→ **What is being asked**
Give the entries again, word for word.

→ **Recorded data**
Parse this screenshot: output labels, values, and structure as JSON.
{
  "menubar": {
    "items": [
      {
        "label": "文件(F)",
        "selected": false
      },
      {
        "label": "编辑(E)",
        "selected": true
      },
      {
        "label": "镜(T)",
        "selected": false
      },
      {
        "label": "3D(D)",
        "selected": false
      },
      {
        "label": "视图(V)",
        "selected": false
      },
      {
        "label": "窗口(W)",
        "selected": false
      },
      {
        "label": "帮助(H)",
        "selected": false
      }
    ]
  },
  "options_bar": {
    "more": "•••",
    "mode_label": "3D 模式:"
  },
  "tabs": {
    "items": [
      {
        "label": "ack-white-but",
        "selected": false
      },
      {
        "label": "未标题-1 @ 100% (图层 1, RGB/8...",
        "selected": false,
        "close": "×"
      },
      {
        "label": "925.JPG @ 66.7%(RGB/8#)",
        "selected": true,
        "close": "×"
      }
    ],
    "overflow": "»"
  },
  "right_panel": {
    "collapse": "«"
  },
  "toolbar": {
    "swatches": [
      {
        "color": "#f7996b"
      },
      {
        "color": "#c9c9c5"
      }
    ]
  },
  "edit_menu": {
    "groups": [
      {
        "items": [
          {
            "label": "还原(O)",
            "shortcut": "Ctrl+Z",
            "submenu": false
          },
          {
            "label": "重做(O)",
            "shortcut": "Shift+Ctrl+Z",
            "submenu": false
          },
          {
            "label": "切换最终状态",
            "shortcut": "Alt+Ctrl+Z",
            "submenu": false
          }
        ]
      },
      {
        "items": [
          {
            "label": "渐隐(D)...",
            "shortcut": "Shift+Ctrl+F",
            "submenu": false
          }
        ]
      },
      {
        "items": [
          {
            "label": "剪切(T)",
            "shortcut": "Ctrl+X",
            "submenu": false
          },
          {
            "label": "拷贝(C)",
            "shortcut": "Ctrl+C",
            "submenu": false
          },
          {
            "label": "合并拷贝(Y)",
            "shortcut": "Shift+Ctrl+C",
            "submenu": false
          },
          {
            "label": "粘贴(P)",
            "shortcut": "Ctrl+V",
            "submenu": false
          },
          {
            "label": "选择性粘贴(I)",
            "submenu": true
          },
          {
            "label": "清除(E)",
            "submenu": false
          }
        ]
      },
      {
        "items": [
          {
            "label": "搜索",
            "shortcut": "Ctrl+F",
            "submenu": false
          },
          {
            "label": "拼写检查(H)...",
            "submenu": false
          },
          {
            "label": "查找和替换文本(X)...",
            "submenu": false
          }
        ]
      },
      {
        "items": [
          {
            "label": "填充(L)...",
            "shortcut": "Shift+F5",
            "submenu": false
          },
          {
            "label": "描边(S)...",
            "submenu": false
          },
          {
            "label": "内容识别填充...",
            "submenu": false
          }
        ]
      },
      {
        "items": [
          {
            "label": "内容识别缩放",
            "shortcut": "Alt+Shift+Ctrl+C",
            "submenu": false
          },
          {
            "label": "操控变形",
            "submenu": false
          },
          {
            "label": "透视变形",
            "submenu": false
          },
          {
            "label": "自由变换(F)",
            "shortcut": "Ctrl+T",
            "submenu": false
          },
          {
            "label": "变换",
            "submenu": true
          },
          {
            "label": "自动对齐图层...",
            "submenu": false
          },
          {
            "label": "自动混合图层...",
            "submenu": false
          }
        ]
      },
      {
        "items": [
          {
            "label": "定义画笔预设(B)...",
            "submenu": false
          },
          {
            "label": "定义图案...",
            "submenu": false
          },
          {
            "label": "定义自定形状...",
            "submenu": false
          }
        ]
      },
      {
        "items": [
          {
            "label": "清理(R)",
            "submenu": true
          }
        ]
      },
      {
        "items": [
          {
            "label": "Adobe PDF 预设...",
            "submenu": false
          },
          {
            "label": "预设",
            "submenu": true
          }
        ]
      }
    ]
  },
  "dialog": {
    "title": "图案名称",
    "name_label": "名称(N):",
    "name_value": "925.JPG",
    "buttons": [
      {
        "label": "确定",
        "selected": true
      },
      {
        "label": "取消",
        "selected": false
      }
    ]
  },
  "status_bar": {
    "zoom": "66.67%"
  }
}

→ **The completed task**
Parse this screenshot: output labels, values, and structure as JSON.
{
  "menubar": {
    "items": [
      {
        "label": "文件(F)",
        "selected": false
      },
      {
        "label": "编辑(E)",
        "selected": true
      },
      {
        "label": "镜(T)",
        "selected": false
      },
      {
        "label": "3D(D)",
        "selected": false
      },
      {
        "label": "视图(V)",
        "selected": false
      },
      {
        "label": "窗口(W)",
        "selected": false
      },
      {
        "label": "帮助(H)",
        "selected": false
      }
    ]
  },
  "options_bar": {
    "more": "•••",
    "mode_label": "3D 模式:"
  },
  "tabs": {
    "items": [
      {
        "label": "ack-white-but",
        "selected": false
      },
      {
        "label": "未标题-1 @ 100% (图层 1, RGB/8...",
        "selected": false,
        "close": "×"
      },
      {
        "label": "925.JPG @ 66.7%(RGB/8#)",
        "selected": true,
        "close": "×"
      }
    ],
    "overflow": "»"
  },
  "right_panel": {
    "collapse": "«"
  },
  "toolbar": {
    "swatches": [
      {
        "color": "#f7996b"
      },
      {
        "color": "#c9c9c5"
      }
    ]
  },
  "edit_menu": {
    "groups": [
      {
        "items": [
          {
            "label": "还原(O)",
            "shortcut": "Ctrl+Z",
            "submenu": false
          },
          {
            "label": "重做(O)",
            "shortcut": "Shift+Ctrl+Z",
            "submenu": false
          },
          {
            "label": "切换最终状态",
            "shortcut": "Alt+Ctrl+Z",
            "submenu": false
          }
        ]
      },
      {
        "items": [
          {
            "label": "渐隐(D)...",
            "shortcut": "Shift+Ctrl+F",
            "submenu": false
          }
        ]
      },
      {
        "items": [
          {
            "label": "剪切(T)",
            "shortcut": "Ctrl+X",
            "submenu": false
          },
          {
            "label": "拷贝(C)",
            "shortcut": "Ctrl+C",
            "submenu": false
          },
          {
            "label": "合并拷贝(Y)",
            "shortcut": "Shift+Ctrl+C",
            "submenu": false
          },
          {
            "label": "粘贴(P)",
            "shortcut": "Ctrl+V",
            "submenu": false
          },
          {
            "label": "选择性粘贴(I)",
            "submenu": true
          },
          {
            "label": "清除(E)",
            "submenu": false
          }
        ]
      },
      {
        "items": [
          {
            "label": "搜索",
            "shortcut": "Ctrl+F",
            "submenu": false
          },
          {
            "label": "拼写检查(H)...",
            "submenu": false
          },
          {
            "label": "查找和替换文本(X)...",
            "submenu": false
          }
        ]
      },
      {
        "items": [
          {
            "label": "填充(L)...",
            "shortcut": "Shift+F5",
            "submenu": false
          },
          {
            "label": "描边(S)...",
            "submenu": false
          },
          {
            "label": "内容识别填充...",
            "submenu": false
          }
        ]
      },
      {
        "items": [
          {
            "label": "内容识别缩放",
            "shortcut": "Alt+Shift+Ctrl+C",
            "submenu": false
          },
          {
            "label": "操控变形",
            "submenu": false
          },
          {
            "label": "透视变形",
            "submenu": false
          },
          {
            "label": "自由变换(F)",
            "shortcut": "Ctrl+T",
            "submenu": false
          },
          {
            "label": "变换",
            "submenu": true
          },
          {
            "label": "自动对齐图层...",
            "submenu": false
          },
          {
            "label": "自动混合图层...",
            "submenu": false
          }
        ]
      },
      {
        "items": [
          {
            "label": "定义画笔预设(B)...",
            "submenu": false
          },
          {
            "label": "定义图案...",
            "submenu": false
          },
          {
            "label": "定义自定形状...",
            "submenu": false
          }
        ]
      },
      {
        "items": [
          {
            "label": "清理(R)",
            "submenu": true
          }
        ]
      },
      {
        "items": [
          {
            "label": "Adobe PDF 预设...",
            "submenu": false
          },
          {
            "label": "预设",
            "submenu": true
          }
        ]
      }
    ]
  },
  "dialog": {
    "title": "图案名称",
    "name_label": "名称(N):",
    "name_value": "925.JPG",
    "buttons": [
      {
        "label": "确定",
        "selected": true
      },
      {
        "label": "取消",
        "selected": false
      }
    ]
  },
  "status_bar": {
    "zoom": "66.67%"
  }
}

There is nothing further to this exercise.